Every organisation is required by law to have access to a ‘competent person’, someone who can provide advice or guidance on all things safety. But experience has shown that the unique insight and practical advice they can offer is not usually solicited. This can result in compromises being made in respect of safety or sustainability, often to do a deal that appears to be cheaper, but at what price?
Buying work equipment
The scope and range of work equipment is vast. It is defined by The Provision & Use of Work Equipment Regulations 1998 (PUWER), and includes everything from personal protective equipment (PPE) to tools, access equipment and fixed work equipment such as boilers or air-handling equipment.
But how does this relate to procurement? PUWER states that work equipment should be “suitable for intended use”. This means it has to fit the needs of the person or the task for which it is intended. PUWER also requires equipment to be maintained in a safe condition, inspected regularly and installed correctly. Suitable safety measures are required including emergency stop devices. It must also be used in accordance with any manufactures guidelines and be CE marked.
In November 2012, an academy was fined £8,500 when an 11-year-old pupil suffered serious hand injuries when they came into contact with the moving parts of a hand-held tool within a design and technology class, because their fingers were not protected by a guard. The guarding was designed for adult use and the smaller fingers of the child were able to come into contact with moving parts.
In April 2014, a local authority was fined almost £24,000 when a primary pupil lost the tips of three fingers after they were trapped in the hinges of a school gate. A recommendation to install hinge guards had not been followed through.
When new equipment is purchased, planned maintenance should not be viewed as a ‘nice to have’ and arrangements for maintenance and formal checks must be organised when the equipment is first purchased.
Section three of the Health & Safety at Work Act 1974 places a joint responsibility for safety upon the client and contractor. Clients will be held to account for contractors working in an unsafe manner or those who undertake work they do not have the experience, knowledge or qualifications to complete. The manner in which contractors work is likely to have a direct impact on the cost of their service. For example, the use of a ladder used to clean windows several storeys high will be in conflict with work at height requirements, but may be a cheaper service than the contractor specifying the use of access equipment. It is therefore essential to have a strong contractor management process in place that questions how work will be undertaken safely.
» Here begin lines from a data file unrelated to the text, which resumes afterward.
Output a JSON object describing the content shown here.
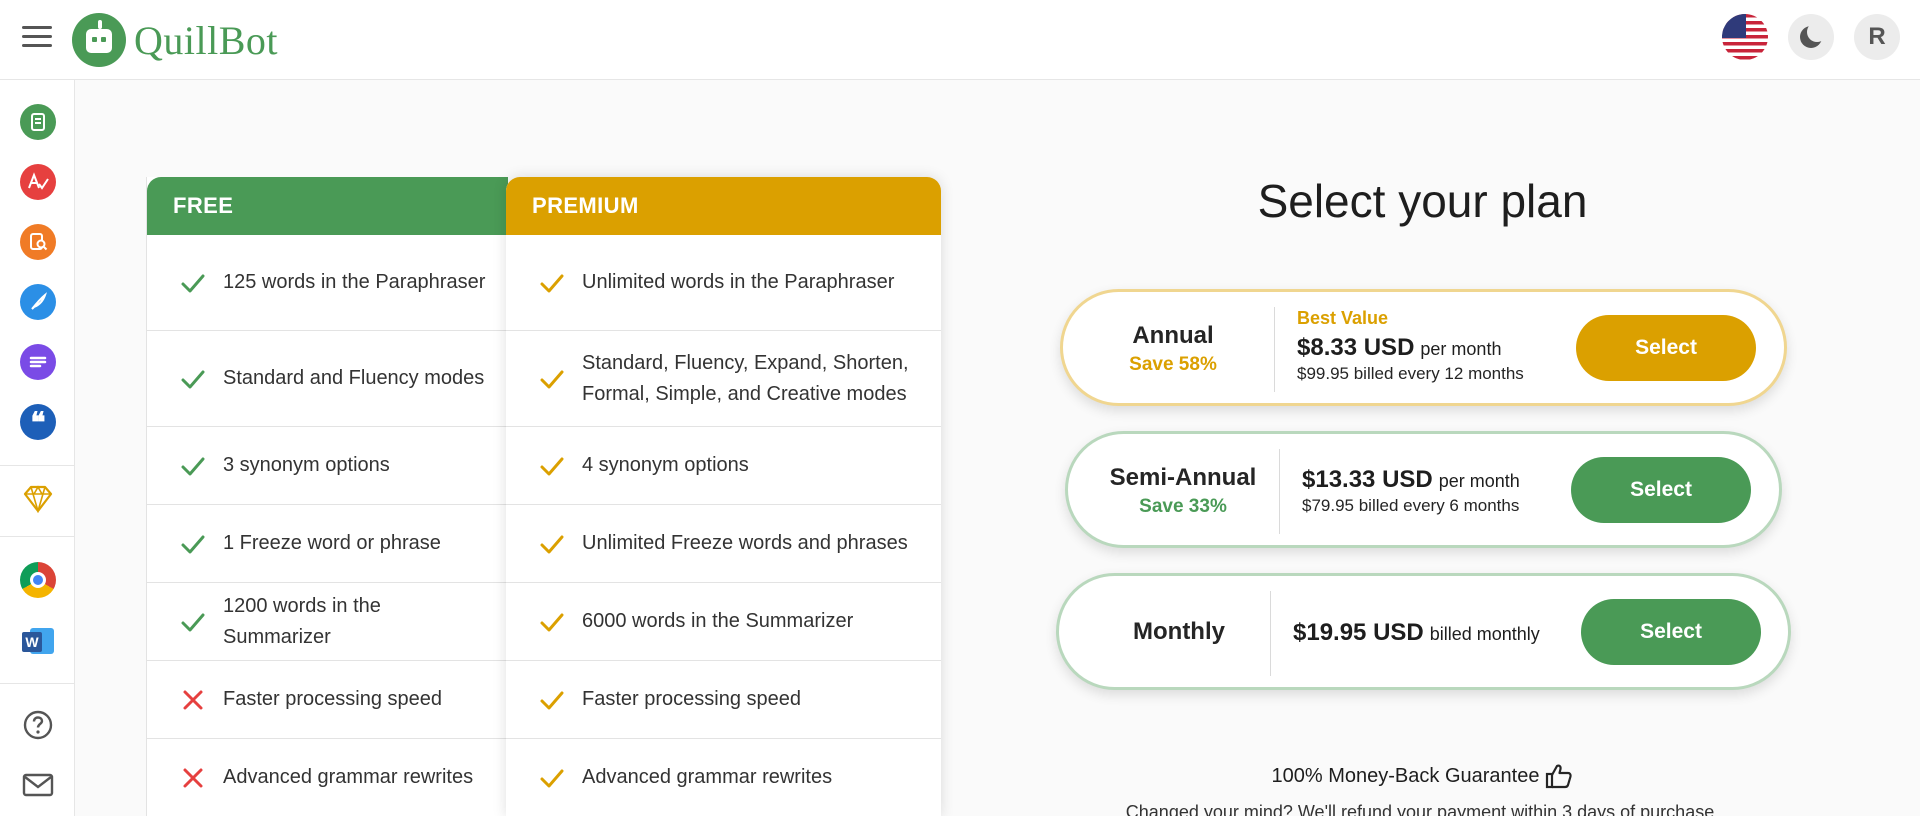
{
  "header": {
    "brand": "QuillBot",
    "avatar_initial": "R",
    "icons": [
      "menu-icon",
      "us-flag-icon",
      "dark-mode-icon"
    ]
  },
  "sidebar": {
    "items": [
      {
        "name": "paraphraser",
        "icon": "paraphraser-icon",
        "color": "#4a9a56"
      },
      {
        "name": "grammar-checker",
        "icon": "grammar-checker-icon",
        "color": "#e6403f"
      },
      {
        "name": "plagiarism-checker",
        "icon": "plagiarism-checker-icon",
        "color": "#f07b26"
      },
      {
        "name": "co-writer",
        "icon": "co-writer-icon",
        "color": "#2b8fe6"
      },
      {
        "name": "summarizer",
        "icon": "summarizer-icon",
        "color": "#7a4be6"
      },
      {
        "name": "citation-generator",
        "icon": "citation-generator-icon",
        "color": "#1d5fb8"
      },
      {
        "name": "premium",
        "icon": "diamond-icon",
        "color": "#dba000"
      },
      {
        "name": "chrome-extension",
        "icon": "chrome-icon",
        "color": "#4285f4"
      },
      {
        "name": "word-addin",
        "icon": "word-icon",
        "color": "#2b579a"
      },
      {
        "name": "help",
        "icon": "help-icon",
        "color": "#555555"
      },
      {
        "name": "contact",
        "icon": "mail-icon",
        "color": "#555555"
      }
    ]
  },
  "comparison": {
    "free_label": "FREE",
    "premium_label": "PREMIUM",
    "rows": [
      {
        "free": "125 words in the Paraphraser",
        "free_included": true,
        "premium": "Unlimited words in the Paraphraser"
      },
      {
        "free": "Standard and Fluency modes",
        "free_included": true,
        "premium": "Standard, Fluency, Expand, Shorten, Formal, Simple, and Creative modes"
      },
      {
        "free": "3 synonym options",
        "free_included": true,
        "premium": "4 synonym options"
      },
      {
        "free": "1 Freeze word or phrase",
        "free_included": true,
        "premium": "Unlimited Freeze words and phrases"
      },
      {
        "free": "1200 words in the Summarizer",
        "free_included": true,
        "premium": "6000 words in the Summarizer"
      },
      {
        "free": "Faster processing speed",
        "free_included": false,
        "premium": "Faster processing speed"
      },
      {
        "free": "Advanced grammar rewrites",
        "free_included": false,
        "premium": "Advanced grammar rewrites"
      }
    ]
  },
  "plans": {
    "title": "Select your plan",
    "annual": {
      "name": "Annual",
      "save": "Save 58%",
      "best": "Best Value",
      "price": "$8.33 USD",
      "unit": "per month",
      "billed": "$99.95 billed every 12 months",
      "button": "Select"
    },
    "semi": {
      "name": "Semi-Annual",
      "save": "Save 33%",
      "price": "$13.33 USD",
      "unit": "per month",
      "billed": "$79.95 billed every 6 months",
      "button": "Select"
    },
    "monthly": {
      "name": "Monthly",
      "price": "$19.95 USD",
      "unit": "billed monthly",
      "button": "Select"
    },
    "guarantee": "100% Money-Back Guarantee",
    "guarantee_sub": "Changed your mind? We'll refund your payment within 3 days of purchase."
  },
  "colors": {
    "brand_green": "#4a9a56",
    "premium_gold": "#dba000",
    "cross_red": "#e6403f"
  }
}
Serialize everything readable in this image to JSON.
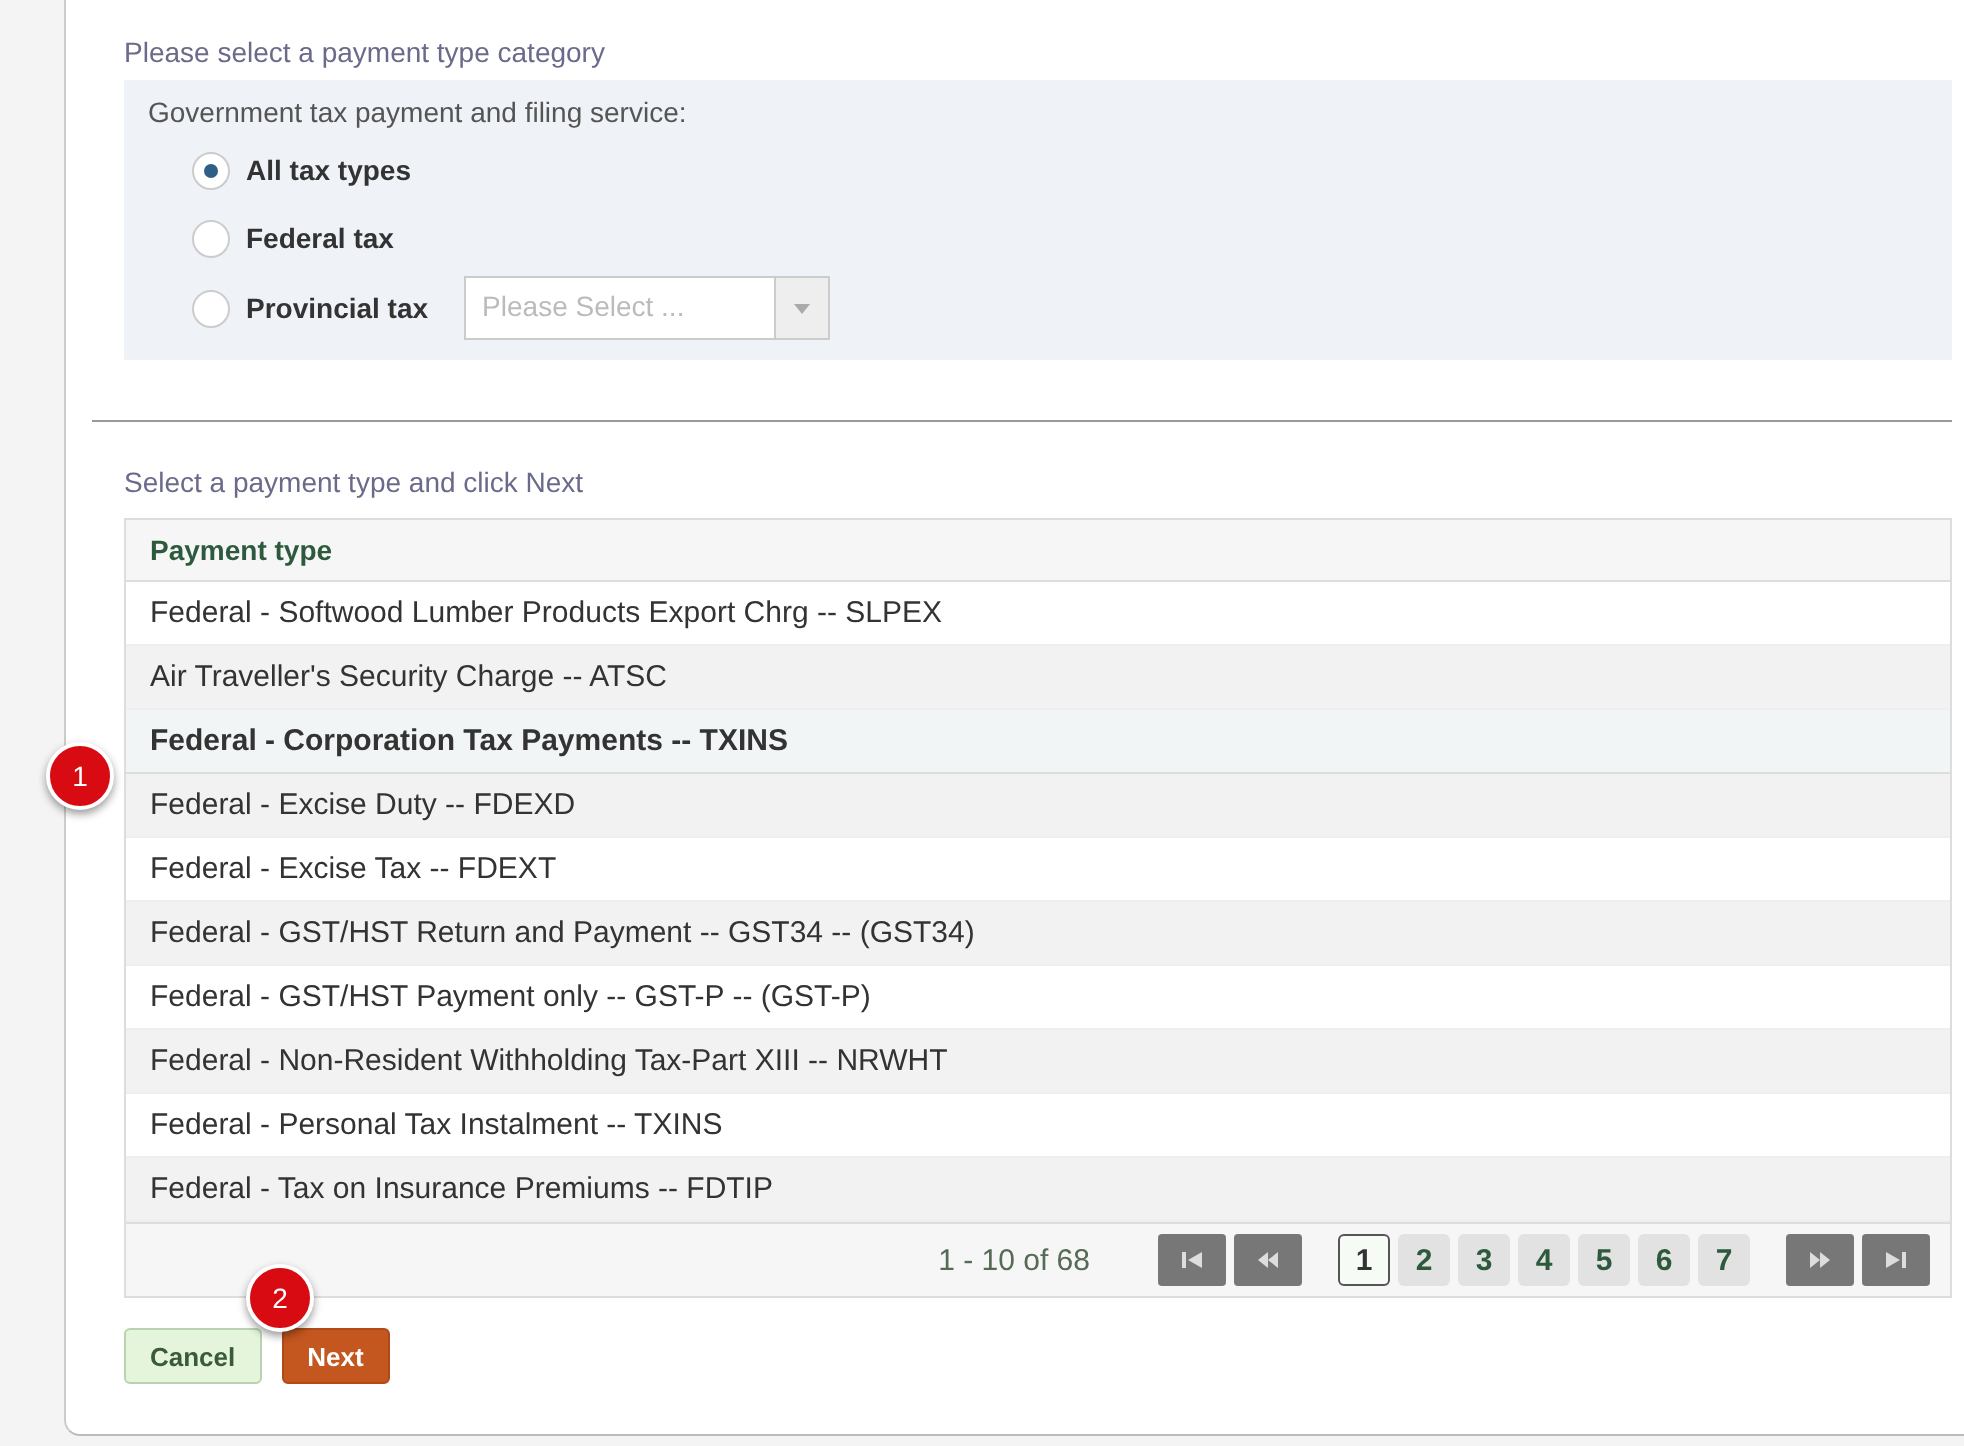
{
  "category": {
    "heading": "Please select a payment type category",
    "panel_label": "Government tax payment and filing service:",
    "options": [
      {
        "label": "All tax types",
        "selected": true
      },
      {
        "label": "Federal tax",
        "selected": false
      },
      {
        "label": "Provincial tax",
        "selected": false,
        "dropdown_placeholder": "Please Select ..."
      }
    ]
  },
  "instruction": "Select a payment type and click Next",
  "table": {
    "columns": [
      "Payment type"
    ],
    "rows": [
      {
        "cell": "Federal - Softwood Lumber Products Export Chrg -- SLPEX",
        "selected": false
      },
      {
        "cell": "Air Traveller's Security Charge -- ATSC",
        "selected": false
      },
      {
        "cell": "Federal - Corporation Tax Payments -- TXINS",
        "selected": true
      },
      {
        "cell": "Federal - Excise Duty -- FDEXD",
        "selected": false
      },
      {
        "cell": "Federal - Excise Tax -- FDEXT",
        "selected": false
      },
      {
        "cell": "Federal - GST/HST  Return and Payment -- GST34 -- (GST34)",
        "selected": false
      },
      {
        "cell": "Federal - GST/HST Payment only -- GST-P -- (GST-P)",
        "selected": false
      },
      {
        "cell": "Federal - Non-Resident Withholding Tax-Part XIII -- NRWHT",
        "selected": false
      },
      {
        "cell": "Federal - Personal Tax Instalment -- TXINS",
        "selected": false
      },
      {
        "cell": "Federal - Tax on Insurance Premiums -- FDTIP",
        "selected": false
      }
    ]
  },
  "pagination": {
    "range": "1 - 10 of 68",
    "pages": [
      {
        "label": "1",
        "selected": true
      },
      {
        "label": "2",
        "selected": false
      },
      {
        "label": "3",
        "selected": false
      },
      {
        "label": "4",
        "selected": false
      },
      {
        "label": "5",
        "selected": false
      },
      {
        "label": "6",
        "selected": false
      },
      {
        "label": "7",
        "selected": false
      }
    ]
  },
  "buttons": [
    {
      "label": "Cancel",
      "kind": "secondary"
    },
    {
      "label": "Next",
      "kind": "primary"
    }
  ],
  "markers": [
    "1",
    "2"
  ]
}
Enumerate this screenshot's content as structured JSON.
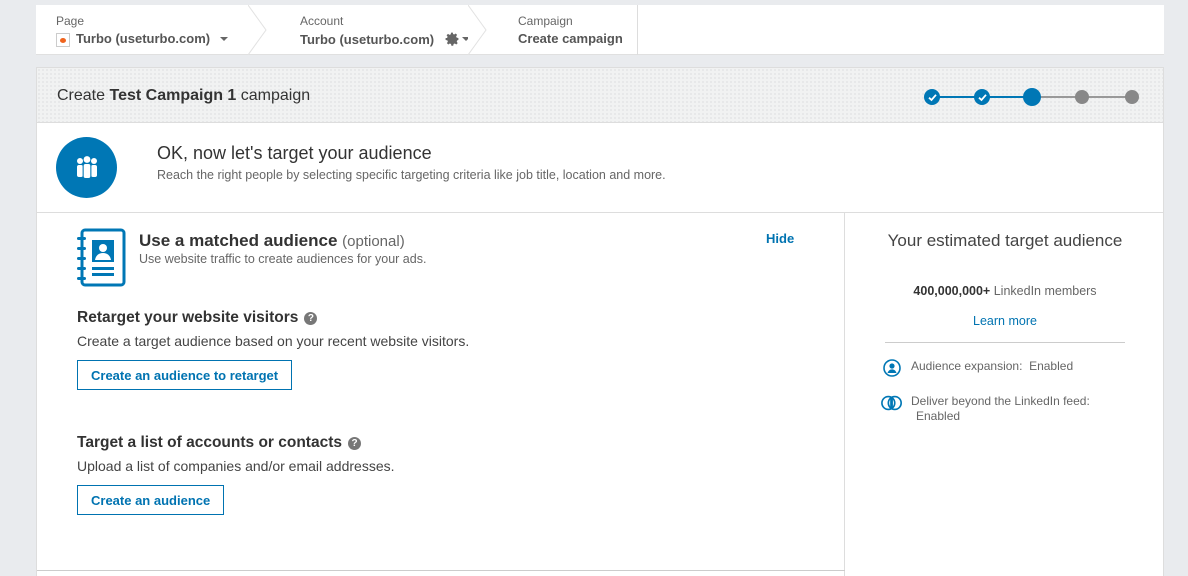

Clients have responsibilities to warn others of hazards they are aware of. This should be considered at the tender stage to avoid contractors taking short cuts later on due to their resources being stretched by surprises which could affect their ability to work safely. The most important of these is ensuring they have access to asbestos information.
For advice or guidance on using competent contractors visit the Safety Schemes in Procurement (SSiP) website: www.ssip.org.uk/contractors-consultants.asp.
Louise Hosking is managing director of Hosking Associates W: www.hosking-associates.com